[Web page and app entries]

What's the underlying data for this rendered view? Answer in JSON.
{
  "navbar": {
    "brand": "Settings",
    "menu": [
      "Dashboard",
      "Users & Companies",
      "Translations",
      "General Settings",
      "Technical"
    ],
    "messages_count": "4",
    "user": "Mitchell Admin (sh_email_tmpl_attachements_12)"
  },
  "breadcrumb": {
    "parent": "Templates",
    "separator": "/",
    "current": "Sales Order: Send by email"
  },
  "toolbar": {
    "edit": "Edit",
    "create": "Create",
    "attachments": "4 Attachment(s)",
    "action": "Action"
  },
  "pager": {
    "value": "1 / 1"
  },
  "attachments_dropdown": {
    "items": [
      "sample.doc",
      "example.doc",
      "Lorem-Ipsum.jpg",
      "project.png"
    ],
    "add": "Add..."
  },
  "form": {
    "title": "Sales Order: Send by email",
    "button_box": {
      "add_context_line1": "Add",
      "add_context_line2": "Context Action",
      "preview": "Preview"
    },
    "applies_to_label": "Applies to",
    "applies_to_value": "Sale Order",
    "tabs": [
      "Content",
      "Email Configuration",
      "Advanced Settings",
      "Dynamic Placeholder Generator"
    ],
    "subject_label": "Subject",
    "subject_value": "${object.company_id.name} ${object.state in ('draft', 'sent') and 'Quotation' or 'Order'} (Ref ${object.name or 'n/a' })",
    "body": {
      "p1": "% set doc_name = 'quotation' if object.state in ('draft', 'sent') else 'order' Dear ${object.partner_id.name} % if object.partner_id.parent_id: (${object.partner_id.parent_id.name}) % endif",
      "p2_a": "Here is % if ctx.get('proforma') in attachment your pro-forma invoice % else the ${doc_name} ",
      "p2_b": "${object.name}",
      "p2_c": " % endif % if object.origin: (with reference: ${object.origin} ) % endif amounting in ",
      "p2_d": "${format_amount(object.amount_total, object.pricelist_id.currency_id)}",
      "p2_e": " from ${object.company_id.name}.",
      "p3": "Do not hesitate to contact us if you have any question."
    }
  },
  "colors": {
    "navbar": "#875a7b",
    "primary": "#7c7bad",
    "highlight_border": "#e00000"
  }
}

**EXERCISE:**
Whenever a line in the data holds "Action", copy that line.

**OUTPUT FOR THIS EXERCISE:**
    "action": "Action"
      "add_context_line2": "Context Action",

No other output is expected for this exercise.